The Trading Card Game was evidently released in English, as the government wanted the cards to be translated into Russian as part of the censorship.
When the anime stopped airing, the Pokémon Trading Cards stopped releasing as well.
The TCG has since been translated under the name Покемон ККИ Pokémon KKI, though released later then in the west.
Pokémon and grammar
The word покемон Pokémon as well as the names for each Pokémon are fully inflected in Russian. Покемон is written in lowercase when refering to the species and is written in uppercase or uses Pokémon when refering to the series as a whole. Individual Pokémon and character names are often the English name transcribed into the Cyrillic alphabet or derived closely from their English name; for example, Bulbasaur becomes Бульбазавр Bul'bazavr.
There is a lot of Pokémon merchandise, which used to be especially popular during the airing of the anime on ORT. Toys, playing cards (not Trading Card Game ones), official magazines, pogs, clothes, and other merchandise found a quick sale. In 2001, PepsiCo had released its drinks with stereoscopic screenshots of the anime placed on the bottles' caps — these caps are highly valued as collectibles among Russian fans. The Official Pokémon Handbook and the The Official Pokémon Handbook 2 by Maria Barbo were translated and released under the name "The Manual of the Pokémon Champion" and "The Manual of the Pokémon Champion II" respectively.
- Some episodes dubbed by Pilot Studio were based on the Polish version instead of the English dub. This is why Pallet Town and Viridian City are called "Alabastia" and "Vertania". Also, there was a dub error in EP003 where Polish words can be heard.
- Anastasiya Fomicheva, the actress who voiced Dawn in S10, is registered at the Russian Pokémon League.
- Pilot Studio also dubbed the Pokémon anime in Ukrainian with the same actors.
- The official Russian Pokémon website (minisite)
- Pokemon.ru - The site is dead and redirects to pokemon.com (Internet Archive)
- Покемон.рф - Site in newly registered .рф domain.
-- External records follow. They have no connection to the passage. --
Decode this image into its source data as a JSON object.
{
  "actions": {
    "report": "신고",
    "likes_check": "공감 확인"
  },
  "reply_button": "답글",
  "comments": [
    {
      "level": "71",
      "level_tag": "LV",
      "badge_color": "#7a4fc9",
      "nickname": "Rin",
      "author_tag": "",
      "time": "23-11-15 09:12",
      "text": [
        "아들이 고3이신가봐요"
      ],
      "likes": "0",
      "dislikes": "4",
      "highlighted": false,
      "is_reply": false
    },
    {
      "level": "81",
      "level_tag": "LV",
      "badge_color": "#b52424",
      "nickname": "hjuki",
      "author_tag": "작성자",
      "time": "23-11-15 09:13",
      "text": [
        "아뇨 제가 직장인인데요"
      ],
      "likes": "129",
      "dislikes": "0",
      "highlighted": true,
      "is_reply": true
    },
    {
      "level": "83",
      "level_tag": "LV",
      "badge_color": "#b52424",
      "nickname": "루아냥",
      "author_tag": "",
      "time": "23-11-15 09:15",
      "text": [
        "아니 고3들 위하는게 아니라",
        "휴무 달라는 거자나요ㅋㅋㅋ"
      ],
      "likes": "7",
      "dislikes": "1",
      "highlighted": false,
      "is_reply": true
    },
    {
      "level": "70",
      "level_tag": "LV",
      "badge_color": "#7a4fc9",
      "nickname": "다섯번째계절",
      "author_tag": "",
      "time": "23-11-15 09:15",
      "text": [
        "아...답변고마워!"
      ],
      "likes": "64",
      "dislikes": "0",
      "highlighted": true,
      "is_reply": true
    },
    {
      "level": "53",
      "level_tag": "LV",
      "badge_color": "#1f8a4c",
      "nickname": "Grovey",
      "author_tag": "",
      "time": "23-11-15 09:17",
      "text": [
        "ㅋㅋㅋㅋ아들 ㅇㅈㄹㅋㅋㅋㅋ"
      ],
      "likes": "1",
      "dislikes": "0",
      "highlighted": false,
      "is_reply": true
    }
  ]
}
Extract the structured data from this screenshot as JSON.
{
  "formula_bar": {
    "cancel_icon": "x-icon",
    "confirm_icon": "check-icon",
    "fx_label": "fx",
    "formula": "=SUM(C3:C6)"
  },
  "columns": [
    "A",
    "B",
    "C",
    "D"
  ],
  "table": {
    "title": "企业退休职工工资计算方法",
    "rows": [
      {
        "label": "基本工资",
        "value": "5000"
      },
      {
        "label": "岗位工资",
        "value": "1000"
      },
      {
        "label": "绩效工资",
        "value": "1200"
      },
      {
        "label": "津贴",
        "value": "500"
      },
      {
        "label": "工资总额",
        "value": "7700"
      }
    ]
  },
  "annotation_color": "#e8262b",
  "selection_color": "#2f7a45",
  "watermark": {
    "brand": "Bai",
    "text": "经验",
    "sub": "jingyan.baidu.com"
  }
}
Redirects to pokemon.com/ru
- Mir Nintendo - Official Online Store of Nintendo in Russia with all available Pokemon games DS and 3DS
- Nintendo.ru - Official website of Nintendo in Russia
- The official Russian Youtube channel
- Русская Лига Покемонов - The oldest and the most popular Russian fan Pokémon site.
- Sargona official site
- Pilot studio official site
- Мир Pokemon - a Pokémon group on VK with news about TV series, Games and TCG
- Лига Покемон ККИ в Москве - a Pokémon group on VK that organises TCG tournaments
- покемон on Russian Wiktionary
- Pokemania - всё о ККИ Покемон|Pokémon TCG - the largest Pokémon TCG group on VK
- Katalog produktów - Film studio (Internet Archive)
- Nintendo Level Up Day
- Barbie is banned from Russia, without love | World news | The Observer (retrieved May 5, 2010)
- Third Episode in Russian (retrieved May 4, 2017)
- http://pokeliga.com/users/profile.php?user=%C4%EE%F3%ED (retrieved May 18, 2015)
|The Pokémon franchise around the world|
|The Americas:||Brazil • Canada • Latin America • United States|
|Asia:||Greater China • Indonesia • Malaysia • Philippines • Singapore • South Asia • South Korea • Thailand • Vietnam|
|Europe:|| Albania • Belgium • Bulgaria • Croatia • Czech Republic • Denmark • Finland • France • Germany • Greece • Hungary • Iceland • Ireland • Italy|
Lithuania • Netherlands • Norway • Poland • Portugal • Romania • Russia • Serbia • Slovakia • Spain • Sweden • United Kingdom
|Middle East:||Arab world • Israel • Turkey|
|Oceania:||Australia • New Zealand|
|This article is part of Project Globe, a Bulbapedia project that aims to write comprehensive articles on the Pokémon franchise around the world.|